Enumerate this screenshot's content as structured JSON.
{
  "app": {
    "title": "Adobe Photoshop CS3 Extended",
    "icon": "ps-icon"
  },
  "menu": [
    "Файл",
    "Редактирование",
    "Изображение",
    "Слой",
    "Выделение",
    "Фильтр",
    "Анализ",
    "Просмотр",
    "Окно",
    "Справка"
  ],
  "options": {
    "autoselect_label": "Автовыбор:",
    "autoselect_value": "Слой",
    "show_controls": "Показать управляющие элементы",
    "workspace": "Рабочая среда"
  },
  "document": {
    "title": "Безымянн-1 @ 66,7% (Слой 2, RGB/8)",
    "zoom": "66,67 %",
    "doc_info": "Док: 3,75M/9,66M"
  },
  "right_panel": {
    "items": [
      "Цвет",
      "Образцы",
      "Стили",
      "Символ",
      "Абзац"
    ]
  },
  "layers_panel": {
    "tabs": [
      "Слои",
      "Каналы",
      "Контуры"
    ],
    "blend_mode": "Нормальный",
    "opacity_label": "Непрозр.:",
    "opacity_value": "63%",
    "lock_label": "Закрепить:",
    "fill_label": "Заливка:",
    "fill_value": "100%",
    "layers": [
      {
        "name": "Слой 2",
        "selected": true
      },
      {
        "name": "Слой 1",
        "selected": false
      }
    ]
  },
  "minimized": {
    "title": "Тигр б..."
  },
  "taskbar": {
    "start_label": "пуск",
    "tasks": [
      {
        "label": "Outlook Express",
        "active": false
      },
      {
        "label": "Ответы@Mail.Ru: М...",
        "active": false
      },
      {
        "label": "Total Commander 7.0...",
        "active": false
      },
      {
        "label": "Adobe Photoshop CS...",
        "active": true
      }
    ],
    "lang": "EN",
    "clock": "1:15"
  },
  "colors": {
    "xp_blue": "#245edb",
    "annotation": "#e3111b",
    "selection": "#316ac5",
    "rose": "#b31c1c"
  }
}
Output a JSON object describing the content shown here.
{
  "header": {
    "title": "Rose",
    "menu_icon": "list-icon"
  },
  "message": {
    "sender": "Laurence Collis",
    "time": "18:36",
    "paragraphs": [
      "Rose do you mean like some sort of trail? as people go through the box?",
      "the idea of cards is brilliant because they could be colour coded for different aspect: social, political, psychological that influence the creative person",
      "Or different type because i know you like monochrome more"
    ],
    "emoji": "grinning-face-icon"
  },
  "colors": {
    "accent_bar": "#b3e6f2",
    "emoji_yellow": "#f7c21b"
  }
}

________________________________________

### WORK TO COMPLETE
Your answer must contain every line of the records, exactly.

### FINISHED EXERCISE
Enumerate this screenshot's content as structured JSON.
{
  "app": {
    "title": "Adobe Photoshop CS3 Extended",
    "icon": "ps-icon"
  },
  "menu": [
    "Файл",
    "Редактирование",
    "Изображение",
    "Слой",
    "Выделение",
    "Фильтр",
    "Анализ",
    "Просмотр",
    "Окно",
    "Справка"
  ],
  "options": {
    "autoselect_label": "Автовыбор:",
    "autoselect_value": "Слой",
    "show_controls": "Показать управляющие элементы",
    "workspace": "Рабочая среда"
  },
  "document": {
    "title": "Безымянн-1 @ 66,7% (Слой 2, RGB/8)",
    "zoom": "66,67 %",
    "doc_info": "Док: 3,75M/9,66M"
  },
  "right_panel": {
    "items": [
      "Цвет",
      "Образцы",
      "Стили",
      "Символ",
      "Абзац"
    ]
  },
  "layers_panel": {
    "tabs": [
      "Слои",
      "Каналы",
      "Контуры"
    ],
    "blend_mode": "Нормальный",
    "opacity_label": "Непрозр.:",
    "opacity_value": "63%",
    "lock_label": "Закрепить:",
    "fill_label": "Заливка:",
    "fill_value": "100%",
    "layers": [
      {
        "name": "Слой 2",
        "selected": true
      },
      {
        "name": "Слой 1",
        "selected": false
      }
    ]
  },
  "minimized": {
    "title": "Тигр б..."
  },
  "taskbar": {
    "start_label": "пуск",
    "tasks": [
      {
        "label": "Outlook Express",
        "active": false
      },
      {
        "label": "Ответы@Mail.Ru: М...",
        "active": false
      },
      {
        "label": "Total Commander 7.0...",
        "active": false
      },
      {
        "label": "Adobe Photoshop CS...",
        "active": true
      }
    ],
    "lang": "EN",
    "clock": "1:15"
  },
  "colors": {
    "xp_blue": "#245edb",
    "annotation": "#e3111b",
    "selection": "#316ac5",
    "rose": "#b31c1c"
  }
}
Output a JSON object describing the content shown here.
{
  "header": {
    "title": "Rose",
    "menu_icon": "list-icon"
  },
  "message": {
    "sender": "Laurence Collis",
    "time": "18:36",
    "paragraphs": [
      "Rose do you mean like some sort of trail? as people go through the box?",
      "the idea of cards is brilliant because they could be colour coded for different aspect: social, political, psychological that influence the creative person",
      "Or different type because i know you like monochrome more"
    ],
    "emoji": "grinning-face-icon"
  },
  "colors": {
    "accent_bar": "#b3e6f2",
    "emoji_yellow": "#f7c21b"
  }
}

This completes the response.